At this point, any reasonable person would just stop eating meat. But I’m not reasonable, just rationalist. So okay, let’s do the moral calculus.

Scott Alexander, Kelsey Piper and Brian Tomasik have done some preliminary analysis, but it’s a lot to take in and hard to follow.

You can see the landing page here, and view the full analysis here. The rest of this post explains some of the calculations, as well as other considerations that didn’t make it into the final model.


Here’s the math on moral/financial fungibility:

  • For 1000 calories of meat, chicken produces 2kg CO2-equivalent, versus 10kg CO2-equivalent for cows
    • CO2 offsets cost around $10/tonne, or $0.01/kg.
  • Both species provide ~260g protein and ~2500 calories per kg of meat
  • Per life, chicken produces around 1.9kg of meat, versus 212kg for cows
  • Chicken costs ~$7/kg, beef costs ~$8.8/kg
  • Due to elasticity, reducing consumption by 1kg only reduces production by ~0.7kg for both chickens and cows

If you’re not eating meat, you have to replace the protein and calories. At baseline, flour is 4,464 calories/dollar and 134g protein/dollar.

Since we’re talking about financially offsetting meat consumption, this analysis does not rely on estimating the relative moral patienthood of chickens versus cows, or their relative living conditions. [0]

Perhaps the most important number is the cost to prevent an animal from being farmed. Initial estimates were as low as $0.10/life, but later came under scrutiny. One estimate puts the cost at $5.70 to save a chicken life, with pigs being around $150. Since that implies costs scales about linearly with meat-produced, I’m assuming $636 to save a cow’s life, but these numbers are all speculative. Note also that these are estimates for one particular intervention.

From these conversions, we can calculate the “true” financial cost for each animal. Chicken comes out to $3.42/kcal versus $4.18/kcal for beef. Anchoring on protein yields similar results: $2.76/100g for chicken and $3.48/100g for beef. [1]

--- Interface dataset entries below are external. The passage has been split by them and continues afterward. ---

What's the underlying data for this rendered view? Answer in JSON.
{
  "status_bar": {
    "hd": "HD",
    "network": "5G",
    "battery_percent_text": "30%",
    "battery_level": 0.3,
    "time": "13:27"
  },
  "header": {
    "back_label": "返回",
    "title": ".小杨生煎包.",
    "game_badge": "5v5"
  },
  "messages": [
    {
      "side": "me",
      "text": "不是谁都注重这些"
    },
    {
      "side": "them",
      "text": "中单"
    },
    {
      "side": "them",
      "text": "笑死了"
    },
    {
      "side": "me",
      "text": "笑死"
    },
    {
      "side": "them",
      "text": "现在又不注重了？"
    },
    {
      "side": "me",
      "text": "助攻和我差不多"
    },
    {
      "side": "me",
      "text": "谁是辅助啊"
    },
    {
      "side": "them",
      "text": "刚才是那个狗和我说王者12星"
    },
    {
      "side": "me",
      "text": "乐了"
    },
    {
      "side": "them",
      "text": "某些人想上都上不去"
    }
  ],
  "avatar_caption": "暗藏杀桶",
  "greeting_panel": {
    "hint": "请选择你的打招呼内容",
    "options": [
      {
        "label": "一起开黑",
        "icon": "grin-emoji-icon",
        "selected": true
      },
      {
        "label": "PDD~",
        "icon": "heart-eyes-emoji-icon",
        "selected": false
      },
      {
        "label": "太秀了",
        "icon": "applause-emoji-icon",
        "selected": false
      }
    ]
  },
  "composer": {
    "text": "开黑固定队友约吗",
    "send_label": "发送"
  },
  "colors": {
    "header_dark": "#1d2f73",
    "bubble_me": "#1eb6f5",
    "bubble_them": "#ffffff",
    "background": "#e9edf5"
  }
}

Finally, what about plant-based meat alternatives? As Kelsey Piper writes:

plant-based products are already difficult to distinguish from the originals, while having a lighter carbon footprint and no impact on animals. If you avoid beef by switching to plant-based meat products, you really are improving the world and improving conditions for the humans and animals that live on it.

The problem is still cost. Beyond Beef is $6.74/lb or $14.83/kg on Amazon (cross-check), versus just $8.80/kg for cow beef, or $10.93 for suffering and carbon offset cow beef. In other words, for the price of 1kg Beyond Beef, you could get a kg of cow beef, and use the remaining money to offset 6kg worth of meat. [2]

So it’s not cost-effective short-term. In the long run, maybe there are benefits to demonstrating demand for plant-based meat alternatives, but that’s hard to quantify and I’m skeptical. You’re probably better off eating cow beef and donating the $6.03/kg to the Good Food Institute which accelerates the development of plant-based proteins.


Thanks to Scott Alexander, Kelsey Piper and Brian Tomasik for their previous work on this topic, and providing many of the numbers this analysis relies upon. All errors are mine.


Footnotes

[0] If you’re curious anyway:

  • Chickens are treated much worse than cows. Brian Tomasik estimates as 3x multiple.
  • Cows are smarter than chickens, and are perhaps more “sentient” or morally important. The estimated multiple varies, but some sources say ~2x, 10x or 6x or 8x.

[1] As Scott points out, normal reasoning starts to break down here. If you really can offset 1kg of CO2 for just $0.01, the lesson isn’t that you can eat all the chicken you want. The lesson is that you should pour all your money into CO2 offsets!

Alternatively, rather than asking “how much does it cost to eat ethically neutral chicken”, you should just ask “how can I do the most good with my money?” Stated otherwise, I don’t really get the Supererogatory approach to ethics, and see failing to do good as similar to causing harm.

In that worldview, the real cost of 1kg chicken meat isn’t $8.55, it’s the 4 mosquito nets you could purchase for that same amount, with $0.55 leftover to eat rice and beans.

[2] Beyond Beef has its own carbon footprint. They claim to emit 90% less GHG than cow beef, which makes the offset negligible.